As you can see, RBD is not to be ignored. The potential for serious injury to self and bed partner is very real. The resultant shame, frustration, embarrassment and guilt can be intense. A bed partner can easily be injured while in close proximity to the person experiencing RBD. Bed partners may be sleeping and completely vulnerable to the danger. While it is a good idea to awaken the sleeper experiencing RBD as quickly as possible, it is best to do so verbally while a safe distance away. Touching the person who is dreaming can elicit an aggressive response as the dreamer mistakes the touch for an attack. At some point, it may become necessary for couples to sleep in separate beds. This has happened in my case, and becomes one more challenge presented to couples living with PD and dealing with the onslaught of issues that can destroy relationships. This is an issue that calls out for additional dialogue, honesty and resources for our entire community.

Other basic safety measures are

  • Placing pillows on the floor around the perimeter of the bed to protect against falls out of bed while avoiding any trip hazards for someone making a middle of the night bathroom visit

  • Making sure there are no sharp corners or edges around the bed or night stands

  • Consider padded bed rails

  • Placing pillows between sleepers to create a “neutral zone “

  • Block any windows that may be near your bed

  • Have nothing in, on or around your bed that could be used as a weapon

  • Avoid excessive alcohol consumption


Speak to your doctor, neurologist or movement disorder specialist about RBD should you have any concerns. They can make pharmacological recommendations if you desire Clonazepam has proven to be a highly successful treatment for RBD. It is effective in nearly 90% of patients

If you are currently taking a SSRI for depression, ask your doctor about switching to a NDRI

Schedule a session with a Coach (all have PD and some have personal experience with RBD)

Seek feedback from your bed partner. RBD often goes undetected and unreported for far too long. Don’t wait until someone gets injured

Consider a Sleep Study if you are beginning to experience symptoms. Ask your doctor

Educate yourself and your family about RBD

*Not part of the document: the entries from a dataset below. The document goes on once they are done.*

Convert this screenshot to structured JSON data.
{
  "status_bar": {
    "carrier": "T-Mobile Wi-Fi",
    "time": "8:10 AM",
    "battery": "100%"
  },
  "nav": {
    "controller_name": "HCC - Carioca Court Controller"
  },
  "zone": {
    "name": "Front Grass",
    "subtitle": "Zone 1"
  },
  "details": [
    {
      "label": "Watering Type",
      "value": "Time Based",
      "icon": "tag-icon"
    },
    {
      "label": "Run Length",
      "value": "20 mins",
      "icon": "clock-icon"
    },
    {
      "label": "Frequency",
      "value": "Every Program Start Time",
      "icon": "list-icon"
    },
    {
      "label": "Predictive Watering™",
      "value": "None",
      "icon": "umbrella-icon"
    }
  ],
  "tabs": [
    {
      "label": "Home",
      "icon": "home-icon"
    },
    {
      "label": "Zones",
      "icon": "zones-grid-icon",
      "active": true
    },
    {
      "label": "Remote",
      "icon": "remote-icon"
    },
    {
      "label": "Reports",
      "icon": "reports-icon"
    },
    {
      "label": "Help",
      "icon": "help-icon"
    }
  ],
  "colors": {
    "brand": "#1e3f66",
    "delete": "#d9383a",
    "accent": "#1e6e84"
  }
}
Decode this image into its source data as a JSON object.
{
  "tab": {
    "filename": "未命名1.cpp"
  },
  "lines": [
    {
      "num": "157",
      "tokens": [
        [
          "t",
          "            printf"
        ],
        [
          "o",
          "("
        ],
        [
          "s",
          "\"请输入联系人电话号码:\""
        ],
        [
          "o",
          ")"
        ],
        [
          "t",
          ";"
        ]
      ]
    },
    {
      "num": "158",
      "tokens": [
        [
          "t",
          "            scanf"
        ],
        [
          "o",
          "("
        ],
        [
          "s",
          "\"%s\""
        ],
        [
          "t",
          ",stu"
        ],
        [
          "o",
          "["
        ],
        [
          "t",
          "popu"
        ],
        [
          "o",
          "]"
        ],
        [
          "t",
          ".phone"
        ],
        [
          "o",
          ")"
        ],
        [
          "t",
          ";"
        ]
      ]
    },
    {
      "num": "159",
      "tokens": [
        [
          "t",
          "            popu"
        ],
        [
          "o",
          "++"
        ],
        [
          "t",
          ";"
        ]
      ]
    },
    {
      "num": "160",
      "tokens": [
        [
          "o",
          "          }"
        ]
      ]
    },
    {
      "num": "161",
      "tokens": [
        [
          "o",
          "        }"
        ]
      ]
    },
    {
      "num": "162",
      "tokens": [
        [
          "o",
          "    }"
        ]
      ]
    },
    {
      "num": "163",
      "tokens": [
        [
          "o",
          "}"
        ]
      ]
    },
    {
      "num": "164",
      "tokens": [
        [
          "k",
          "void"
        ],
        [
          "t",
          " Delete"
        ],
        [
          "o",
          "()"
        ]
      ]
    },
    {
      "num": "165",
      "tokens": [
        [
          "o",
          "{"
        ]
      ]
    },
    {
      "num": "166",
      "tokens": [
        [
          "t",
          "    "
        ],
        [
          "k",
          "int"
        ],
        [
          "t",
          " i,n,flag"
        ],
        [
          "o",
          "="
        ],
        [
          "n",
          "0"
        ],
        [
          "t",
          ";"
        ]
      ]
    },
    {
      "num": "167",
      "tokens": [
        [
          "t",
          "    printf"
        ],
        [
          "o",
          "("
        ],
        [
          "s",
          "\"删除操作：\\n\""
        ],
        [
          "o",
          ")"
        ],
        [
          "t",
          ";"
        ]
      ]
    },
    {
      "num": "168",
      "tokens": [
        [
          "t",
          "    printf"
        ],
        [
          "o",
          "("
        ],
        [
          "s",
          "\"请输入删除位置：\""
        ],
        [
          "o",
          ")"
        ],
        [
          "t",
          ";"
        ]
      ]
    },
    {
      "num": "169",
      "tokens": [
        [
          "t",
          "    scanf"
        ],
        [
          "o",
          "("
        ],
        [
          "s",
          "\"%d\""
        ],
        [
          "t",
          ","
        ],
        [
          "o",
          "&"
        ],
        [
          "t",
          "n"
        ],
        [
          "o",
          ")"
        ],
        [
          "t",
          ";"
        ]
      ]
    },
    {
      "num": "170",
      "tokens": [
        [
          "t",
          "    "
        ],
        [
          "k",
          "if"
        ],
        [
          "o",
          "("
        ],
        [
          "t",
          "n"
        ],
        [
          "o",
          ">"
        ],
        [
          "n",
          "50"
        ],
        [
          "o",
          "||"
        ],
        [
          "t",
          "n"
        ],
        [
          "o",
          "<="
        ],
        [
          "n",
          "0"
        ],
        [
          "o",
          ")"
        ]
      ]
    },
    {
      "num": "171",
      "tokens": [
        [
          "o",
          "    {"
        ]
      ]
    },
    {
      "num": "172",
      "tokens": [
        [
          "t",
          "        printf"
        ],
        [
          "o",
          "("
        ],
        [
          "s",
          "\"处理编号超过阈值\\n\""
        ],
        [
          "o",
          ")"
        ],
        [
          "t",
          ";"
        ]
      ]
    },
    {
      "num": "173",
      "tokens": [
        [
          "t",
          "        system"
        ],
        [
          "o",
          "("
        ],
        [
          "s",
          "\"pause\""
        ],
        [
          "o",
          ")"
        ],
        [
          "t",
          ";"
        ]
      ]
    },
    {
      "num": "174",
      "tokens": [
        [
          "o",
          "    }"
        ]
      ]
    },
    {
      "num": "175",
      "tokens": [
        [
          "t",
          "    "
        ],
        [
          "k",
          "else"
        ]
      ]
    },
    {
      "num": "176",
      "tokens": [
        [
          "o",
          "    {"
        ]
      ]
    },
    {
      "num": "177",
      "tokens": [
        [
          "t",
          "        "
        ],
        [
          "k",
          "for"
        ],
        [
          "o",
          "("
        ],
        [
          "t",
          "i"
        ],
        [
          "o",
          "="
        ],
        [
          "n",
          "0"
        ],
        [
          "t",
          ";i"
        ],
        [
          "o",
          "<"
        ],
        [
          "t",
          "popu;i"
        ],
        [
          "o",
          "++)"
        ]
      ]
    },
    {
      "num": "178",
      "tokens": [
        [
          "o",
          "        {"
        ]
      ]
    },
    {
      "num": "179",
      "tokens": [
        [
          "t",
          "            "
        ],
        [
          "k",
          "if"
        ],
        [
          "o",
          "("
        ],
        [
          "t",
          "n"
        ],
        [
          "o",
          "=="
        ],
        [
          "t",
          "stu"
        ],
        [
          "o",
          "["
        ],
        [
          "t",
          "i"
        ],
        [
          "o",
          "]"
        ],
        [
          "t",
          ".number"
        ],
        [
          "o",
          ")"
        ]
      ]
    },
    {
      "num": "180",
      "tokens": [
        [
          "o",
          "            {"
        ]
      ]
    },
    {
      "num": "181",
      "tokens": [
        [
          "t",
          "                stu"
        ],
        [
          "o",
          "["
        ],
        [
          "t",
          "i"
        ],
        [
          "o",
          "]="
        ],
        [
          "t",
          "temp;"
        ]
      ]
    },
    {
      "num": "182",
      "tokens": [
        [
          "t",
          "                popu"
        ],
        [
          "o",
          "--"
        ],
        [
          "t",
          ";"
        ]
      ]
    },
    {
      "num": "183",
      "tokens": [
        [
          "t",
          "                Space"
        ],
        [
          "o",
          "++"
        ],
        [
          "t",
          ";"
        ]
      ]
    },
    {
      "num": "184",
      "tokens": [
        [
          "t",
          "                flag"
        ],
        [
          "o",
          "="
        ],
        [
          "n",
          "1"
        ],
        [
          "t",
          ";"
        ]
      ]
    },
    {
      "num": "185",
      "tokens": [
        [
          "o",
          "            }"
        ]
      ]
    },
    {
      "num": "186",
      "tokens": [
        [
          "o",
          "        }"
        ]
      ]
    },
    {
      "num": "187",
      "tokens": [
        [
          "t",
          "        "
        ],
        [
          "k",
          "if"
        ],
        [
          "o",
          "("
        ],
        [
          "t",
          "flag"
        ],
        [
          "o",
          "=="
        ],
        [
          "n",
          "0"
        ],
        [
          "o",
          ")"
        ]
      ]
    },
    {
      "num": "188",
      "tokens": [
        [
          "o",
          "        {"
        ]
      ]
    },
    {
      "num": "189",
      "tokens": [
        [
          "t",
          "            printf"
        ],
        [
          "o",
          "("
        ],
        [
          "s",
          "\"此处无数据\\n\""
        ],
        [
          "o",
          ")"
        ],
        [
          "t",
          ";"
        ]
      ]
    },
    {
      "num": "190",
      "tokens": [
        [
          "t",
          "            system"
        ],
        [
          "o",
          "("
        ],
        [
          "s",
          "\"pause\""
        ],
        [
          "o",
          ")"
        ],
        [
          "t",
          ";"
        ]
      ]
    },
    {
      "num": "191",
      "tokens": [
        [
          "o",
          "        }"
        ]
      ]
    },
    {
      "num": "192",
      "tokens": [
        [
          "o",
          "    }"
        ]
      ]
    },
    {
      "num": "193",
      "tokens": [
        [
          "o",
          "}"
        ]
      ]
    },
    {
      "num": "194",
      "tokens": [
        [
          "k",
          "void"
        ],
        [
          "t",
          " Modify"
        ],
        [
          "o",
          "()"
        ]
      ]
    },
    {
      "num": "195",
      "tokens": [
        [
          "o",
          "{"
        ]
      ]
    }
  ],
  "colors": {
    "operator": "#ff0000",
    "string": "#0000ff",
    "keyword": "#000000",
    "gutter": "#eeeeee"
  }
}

Many find an over the counter supplement named Melatonin to be quite effective. I find it to be the most helpful tool available and currently use 10mg - 20mg just prior to bedtime

70 views0 comments

Recent Posts

See All


bottom of page